Random Play by Graham Reid

The French Connection

Slavishly following sport isn’t my thing. I like some sport -- rugby, a bit of soccer, that hotdog eating competition they had on Sky Sport the other night -- but to be honest I couldn’t name six current All Blacks. (I’m told Graham Henry can name about 57 of ‘em).

What I do like is the game itself for its own sake and I‘m not into who the players are so much. So like many good folks I will probably watch the rugby this weekend (I only realised it was happening two nights ago) and I’ll sure watch the soccer final.

Being trapped in rainy Raro meant I watched a few games there and so when I came back I naturally tuned in -- such is the life of those who work from home and have no work on -- for the last couple of nail-biters. Soccer is my second favourite sport after hotdog eating.

I don’t remember the last World Cup final, but when the commentator after the game the other dawn said that France had won in 98 I remembered with absolute clarity where I was when that one took place. I was at Dave and Ek’s beach bungalows on a beautiful and largely deserted Thai island.

Dave was American, Ek his Thai wife, and the rest of us there were German, Swiss, Canadian, English -- and a French couple who seemed to complain about every damn thing: one day it was too hot, the next too humid, the food wasn’t as good as in Provence, blah blah blah.

They were real pains and behind their backs the rest of us would laugh at them and swap stories about their new list of whinges and moans.

Then came the football.

It was a gorgeous night and I clearly remember standing on the beach at half time watching flash lightning across the ocean and listening to the long rolls of thunder.

We all sat around and drank beer, smoked joints and watched the game unfold half a world away. It was a wonderful experience, all these people from different places enjoying a common event.

After it was over I wandered back onto the deck overlooking the ocean and sipped another beer.

A Pommie guy joined me and we stood there in silence looking at the rain sweeping across a distant island in the moonlight. Magic.

After at least three minutes of silent reverie the Pommie guy leaned over to me and said, “Pity about the result, eh?”

I said I hadn’t really had a favourite side but I just enjoyed the game for its own sake.

“I don’t mean that,” he said in a slow and measured manner. “I mean, now those fuckin’ Frogs will be completely insufferable.”

The odd thing was, neither of us laughed but actually contemplated the weight of his words.
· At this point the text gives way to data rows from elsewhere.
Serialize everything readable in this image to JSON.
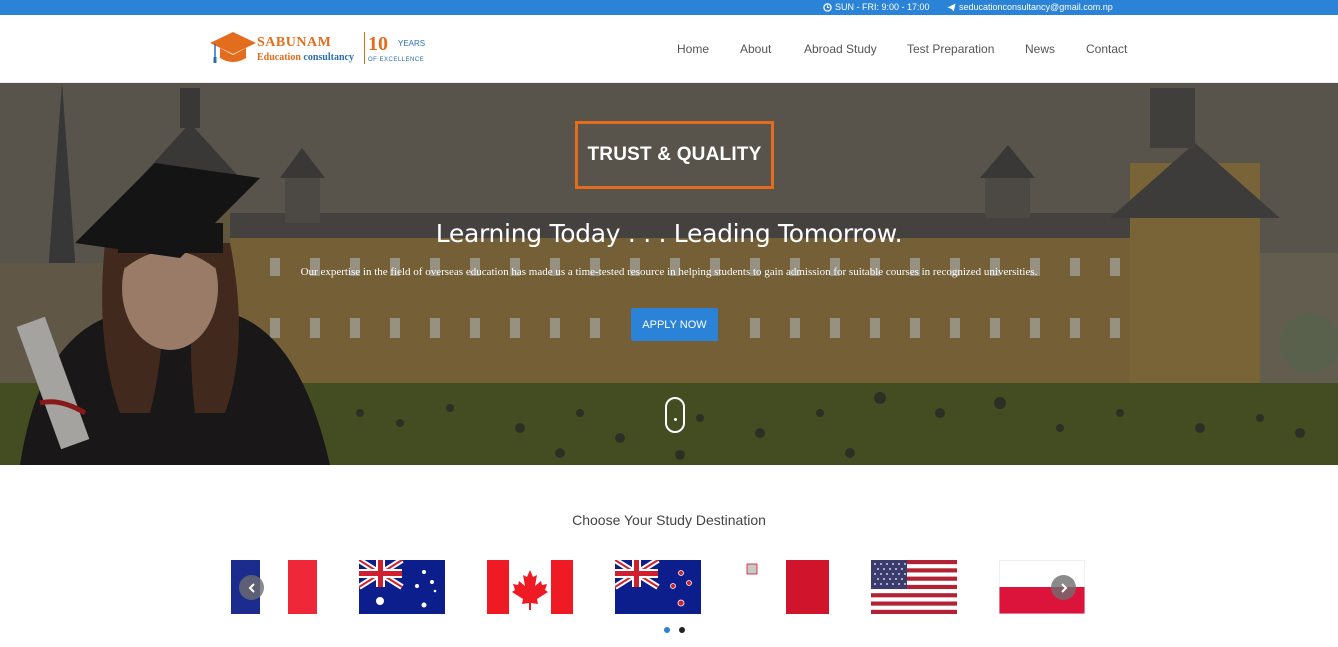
{
  "topbar": {
    "hours": "SUN - FRI: 9:00 - 17:00",
    "email": "seducationconsultancy@gmail.com.np"
  },
  "logo": {
    "name": "SABUNAM",
    "subtitle_part1": "Education",
    "subtitle_part2": "consultancy",
    "years_number": "10",
    "years_label": "YEARS",
    "tagline": "OF EXCELLENCE"
  },
  "nav": {
    "items": [
      {
        "label": "Home"
      },
      {
        "label": "About"
      },
      {
        "label": "Abroad Study"
      },
      {
        "label": "Test Preparation"
      },
      {
        "label": "News"
      },
      {
        "label": "Contact"
      }
    ]
  },
  "hero": {
    "badge": "TRUST & QUALITY",
    "title": "Learning Today . . . Leading Tomorrow.",
    "text": "Our expertise in the field of overseas education has made us a time-tested resource in helping students to gain admission for suitable courses in recognized universities.",
    "button": "APPLY NOW"
  },
  "destinations": {
    "title": "Choose Your Study Destination",
    "flags": [
      {
        "icon": "france-flag"
      },
      {
        "icon": "australia-flag"
      },
      {
        "icon": "canada-flag"
      },
      {
        "icon": "new-zealand-flag"
      },
      {
        "icon": "malta-flag"
      },
      {
        "icon": "usa-flag"
      },
      {
        "icon": "poland-flag"
      }
    ],
    "active_page": 1,
    "page_count": 2
  },
  "colors": {
    "accent_blue": "#2b83d8",
    "accent_orange": "#e36d1d"
  }
}
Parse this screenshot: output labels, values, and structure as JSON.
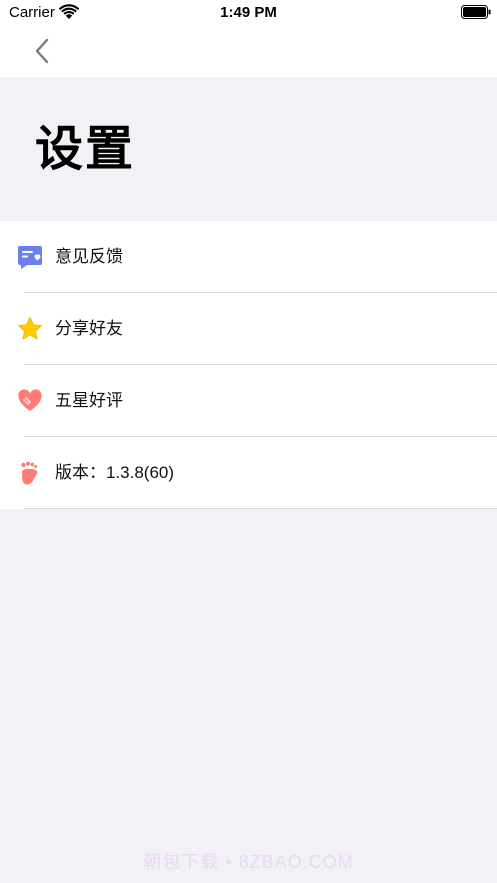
{
  "status_bar": {
    "carrier": "Carrier",
    "time": "1:49 PM",
    "wifi_icon": "wifi-icon",
    "battery_icon": "battery-icon"
  },
  "nav": {
    "back_icon": "chevron-left-icon"
  },
  "page": {
    "title": "设置"
  },
  "settings": {
    "items": [
      {
        "label": "意见反馈",
        "icon": "feedback-icon",
        "color": "#6b7ff0"
      },
      {
        "label": "分享好友",
        "icon": "star-icon",
        "color": "#ffcc00"
      },
      {
        "label": "五星好评",
        "icon": "heart-icon",
        "color": "#ff7b74"
      },
      {
        "label": "版本：1.3.8(60)",
        "icon": "footprint-icon",
        "color": "#ff7b74"
      }
    ]
  },
  "watermark": {
    "text": "朝包下载 • 8ZBAO.COM"
  },
  "colors": {
    "background": "#f2f1f6",
    "surface": "#ffffff",
    "separator": "#dcdce0"
  }
}
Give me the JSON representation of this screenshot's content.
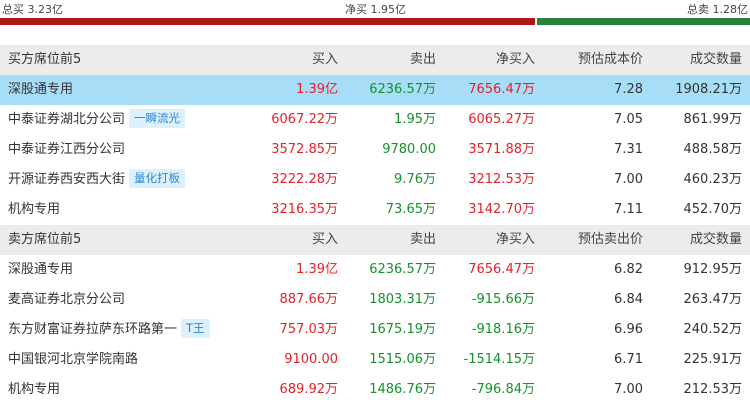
{
  "summary": {
    "total_buy": "总买 3.23亿",
    "net_buy": "净买 1.95亿",
    "total_sell": "总卖 1.28亿",
    "colors": {
      "buy": "#b01717",
      "sell": "#26823a"
    }
  },
  "buy_table": {
    "headers": [
      "买方席位前5",
      "买入",
      "卖出",
      "净买入",
      "预估成本价",
      "成交数量"
    ],
    "rows": [
      {
        "name": "深股通专用",
        "tag": "",
        "buy": "1.39亿",
        "sell": "6236.57万",
        "net": "7656.47万",
        "price": "7.28",
        "volume": "1908.21万"
      },
      {
        "name": "中泰证券湖北分公司",
        "tag": "一瞬流光",
        "buy": "6067.22万",
        "sell": "1.95万",
        "net": "6065.27万",
        "price": "7.05",
        "volume": "861.99万"
      },
      {
        "name": "中泰证券江西分公司",
        "tag": "",
        "buy": "3572.85万",
        "sell": "9780.00",
        "net": "3571.88万",
        "price": "7.31",
        "volume": "488.58万"
      },
      {
        "name": "开源证券西安西大街",
        "tag": "量化打板",
        "buy": "3222.28万",
        "sell": "9.76万",
        "net": "3212.53万",
        "price": "7.00",
        "volume": "460.23万"
      },
      {
        "name": "机构专用",
        "tag": "",
        "buy": "3216.35万",
        "sell": "73.65万",
        "net": "3142.70万",
        "price": "7.11",
        "volume": "452.70万"
      }
    ]
  },
  "sell_table": {
    "headers": [
      "卖方席位前5",
      "买入",
      "卖出",
      "净买入",
      "预估卖出价",
      "成交数量"
    ],
    "rows": [
      {
        "name": "深股通专用",
        "tag": "",
        "buy": "1.39亿",
        "sell": "6236.57万",
        "net": "7656.47万",
        "price": "6.82",
        "volume": "912.95万"
      },
      {
        "name": "麦高证券北京分公司",
        "tag": "",
        "buy": "887.66万",
        "sell": "1803.31万",
        "net": "-915.66万",
        "price": "6.84",
        "volume": "263.47万"
      },
      {
        "name": "东方财富证券拉萨东环路第一",
        "tag": "T王",
        "buy": "757.03万",
        "sell": "1675.19万",
        "net": "-918.16万",
        "price": "6.96",
        "volume": "240.52万"
      },
      {
        "name": "中国银河北京学院南路",
        "tag": "",
        "buy": "9100.00",
        "sell": "1515.06万",
        "net": "-1514.15万",
        "price": "6.71",
        "volume": "225.91万"
      },
      {
        "name": "机构专用",
        "tag": "",
        "buy": "689.92万",
        "sell": "1486.76万",
        "net": "-796.84万",
        "price": "7.00",
        "volume": "212.53万"
      }
    ]
  }
}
I think we both went to bed dreading breakfast with the French who were, for the first time in a week, cheerful and laughing.

And speaking of dread.
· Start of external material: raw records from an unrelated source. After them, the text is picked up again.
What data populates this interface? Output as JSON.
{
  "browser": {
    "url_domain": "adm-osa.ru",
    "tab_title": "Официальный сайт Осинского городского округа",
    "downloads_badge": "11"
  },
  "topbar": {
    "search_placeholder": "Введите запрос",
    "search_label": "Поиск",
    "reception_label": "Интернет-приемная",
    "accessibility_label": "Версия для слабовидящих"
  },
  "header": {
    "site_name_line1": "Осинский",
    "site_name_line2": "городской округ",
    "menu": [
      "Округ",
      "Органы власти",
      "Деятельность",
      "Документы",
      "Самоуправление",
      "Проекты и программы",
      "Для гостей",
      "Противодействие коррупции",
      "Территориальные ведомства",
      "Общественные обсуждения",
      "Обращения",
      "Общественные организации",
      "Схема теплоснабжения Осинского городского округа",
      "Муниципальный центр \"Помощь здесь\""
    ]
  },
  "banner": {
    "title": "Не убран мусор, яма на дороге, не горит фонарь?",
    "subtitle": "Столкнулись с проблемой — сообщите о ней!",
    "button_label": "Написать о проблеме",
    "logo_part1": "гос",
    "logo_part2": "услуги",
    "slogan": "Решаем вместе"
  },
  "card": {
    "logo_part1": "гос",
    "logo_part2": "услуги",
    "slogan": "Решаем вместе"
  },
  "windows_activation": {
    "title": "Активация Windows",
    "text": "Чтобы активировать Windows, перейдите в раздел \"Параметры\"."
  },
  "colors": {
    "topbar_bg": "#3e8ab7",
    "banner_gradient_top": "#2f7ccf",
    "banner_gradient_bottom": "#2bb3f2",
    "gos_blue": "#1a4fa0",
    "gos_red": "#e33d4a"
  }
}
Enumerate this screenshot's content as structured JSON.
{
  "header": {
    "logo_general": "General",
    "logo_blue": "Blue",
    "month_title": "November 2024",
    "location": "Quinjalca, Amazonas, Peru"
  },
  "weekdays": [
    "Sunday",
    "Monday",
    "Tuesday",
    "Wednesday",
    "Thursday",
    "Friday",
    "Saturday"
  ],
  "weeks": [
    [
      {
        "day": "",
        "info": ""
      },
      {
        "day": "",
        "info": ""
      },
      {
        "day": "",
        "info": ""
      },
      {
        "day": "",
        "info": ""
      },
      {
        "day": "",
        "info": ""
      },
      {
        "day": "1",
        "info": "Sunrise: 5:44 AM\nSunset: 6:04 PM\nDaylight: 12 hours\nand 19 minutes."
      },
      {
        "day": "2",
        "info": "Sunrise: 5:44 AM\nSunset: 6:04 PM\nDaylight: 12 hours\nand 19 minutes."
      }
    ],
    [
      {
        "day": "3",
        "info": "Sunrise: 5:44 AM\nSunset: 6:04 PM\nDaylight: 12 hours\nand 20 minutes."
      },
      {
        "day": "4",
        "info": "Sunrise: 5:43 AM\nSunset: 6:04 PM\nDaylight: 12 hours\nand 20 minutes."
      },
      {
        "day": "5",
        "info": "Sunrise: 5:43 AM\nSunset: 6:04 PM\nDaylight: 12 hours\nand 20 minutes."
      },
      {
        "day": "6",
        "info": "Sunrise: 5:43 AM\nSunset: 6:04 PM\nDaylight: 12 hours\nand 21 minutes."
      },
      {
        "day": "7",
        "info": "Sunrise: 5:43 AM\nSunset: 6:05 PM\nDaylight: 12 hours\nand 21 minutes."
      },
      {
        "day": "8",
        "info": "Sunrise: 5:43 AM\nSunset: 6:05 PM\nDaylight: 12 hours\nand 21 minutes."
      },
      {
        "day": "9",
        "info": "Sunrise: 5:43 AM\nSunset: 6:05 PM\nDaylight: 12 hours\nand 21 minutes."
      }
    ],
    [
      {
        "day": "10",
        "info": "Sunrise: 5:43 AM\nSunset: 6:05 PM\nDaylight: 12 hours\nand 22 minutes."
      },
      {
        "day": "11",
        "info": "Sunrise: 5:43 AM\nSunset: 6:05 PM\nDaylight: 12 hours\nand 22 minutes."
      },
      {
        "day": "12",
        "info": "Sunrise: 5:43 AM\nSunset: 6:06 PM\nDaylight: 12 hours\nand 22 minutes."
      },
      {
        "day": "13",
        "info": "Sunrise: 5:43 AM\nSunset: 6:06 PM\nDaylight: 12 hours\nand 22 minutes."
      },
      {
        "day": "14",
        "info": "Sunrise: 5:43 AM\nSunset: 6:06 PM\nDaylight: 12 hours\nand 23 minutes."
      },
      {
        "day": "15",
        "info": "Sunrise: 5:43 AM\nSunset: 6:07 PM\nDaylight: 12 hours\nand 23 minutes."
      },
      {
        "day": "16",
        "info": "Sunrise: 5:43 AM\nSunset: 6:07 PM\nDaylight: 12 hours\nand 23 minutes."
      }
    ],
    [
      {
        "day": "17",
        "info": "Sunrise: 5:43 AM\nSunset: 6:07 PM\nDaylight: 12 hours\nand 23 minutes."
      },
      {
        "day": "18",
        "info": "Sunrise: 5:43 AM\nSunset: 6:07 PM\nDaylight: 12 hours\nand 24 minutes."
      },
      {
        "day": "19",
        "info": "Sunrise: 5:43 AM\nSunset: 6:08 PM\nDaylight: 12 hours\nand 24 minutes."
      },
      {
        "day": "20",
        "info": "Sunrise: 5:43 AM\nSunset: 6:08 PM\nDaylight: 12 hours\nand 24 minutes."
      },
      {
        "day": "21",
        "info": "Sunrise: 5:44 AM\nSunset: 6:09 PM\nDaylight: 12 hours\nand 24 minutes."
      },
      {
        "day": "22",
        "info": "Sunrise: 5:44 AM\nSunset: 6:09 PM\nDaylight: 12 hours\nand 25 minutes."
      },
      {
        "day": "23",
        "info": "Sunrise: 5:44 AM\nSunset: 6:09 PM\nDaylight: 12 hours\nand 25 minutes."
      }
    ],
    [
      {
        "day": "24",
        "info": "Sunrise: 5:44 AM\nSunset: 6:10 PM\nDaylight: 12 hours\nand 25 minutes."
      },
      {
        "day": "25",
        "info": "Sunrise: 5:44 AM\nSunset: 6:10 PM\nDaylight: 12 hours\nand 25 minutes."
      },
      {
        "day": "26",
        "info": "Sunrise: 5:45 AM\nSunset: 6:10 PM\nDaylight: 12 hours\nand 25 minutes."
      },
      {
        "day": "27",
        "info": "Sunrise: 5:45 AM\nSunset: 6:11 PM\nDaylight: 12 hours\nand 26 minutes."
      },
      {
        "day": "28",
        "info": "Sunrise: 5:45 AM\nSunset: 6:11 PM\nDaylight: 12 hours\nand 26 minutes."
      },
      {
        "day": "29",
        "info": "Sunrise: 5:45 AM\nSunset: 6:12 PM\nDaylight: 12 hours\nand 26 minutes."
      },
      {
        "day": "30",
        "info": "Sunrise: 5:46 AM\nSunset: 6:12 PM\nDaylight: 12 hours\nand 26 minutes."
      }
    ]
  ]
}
I leave it over to others to comment on this stunning announcement on TV3 news by Mike McRoberts last night: “Trade experts are warning that New Zealand risks being shut out of the biggest economic event of the last 100 years, all because Kiwi companies don’t feel comfortable about China.
“In this final part of her series from Shanghai Ingrid Hipkiss explains why it’s time to be friends with The Dragon”

Over to you people. I’d love to know more about the biggest economic event since 1906, the many subtexts of the language used there -- and maybe whether we might never have known about this if Ingrid Hipkiss hadn’t been on a junket to Shanghai. But thank God she went, huh? The balloon is up.

Couple of other random plays:
Music From Elsewhere on my website is proving extremely popular so my thanks to those who have sent congratulatory e-mails (even those musicians asking for their albums to be included) and especially those who have subscribed. Some more good stuff coming up on Monday too.

If you haven’t checked it out it is here

And lastly another shameless plug: On Wednesday night I am going to speaking at the Auckland City Library on the second floor from about 6.30pm. Burly bouncers will be holding the crowd back until, at 6pm, the heaving throng will be let in for drinks and nibbles before my star turn.

The topic will be travel and travel writing, and I shall be reading some unpublished (unpublishable?) pieces, something from my “award winning” travel book Postcards From Elsewhere (someone from Whitcoulls will be there with copies which you can purchase and I will cheerfully sign), and spinning a few amusing anecdotes.

It should be fun, so if you have nothing more pressing that evening then pop along and say ‘Hi”. You can do dinner afterwards and, hopefully inspired by what I have said, plan a trip to Elsewhere over your entrees. Look forward to seeing you there.

Have a good weekend, and let’s hope if the French and the Australians win they don’t become too insufferable.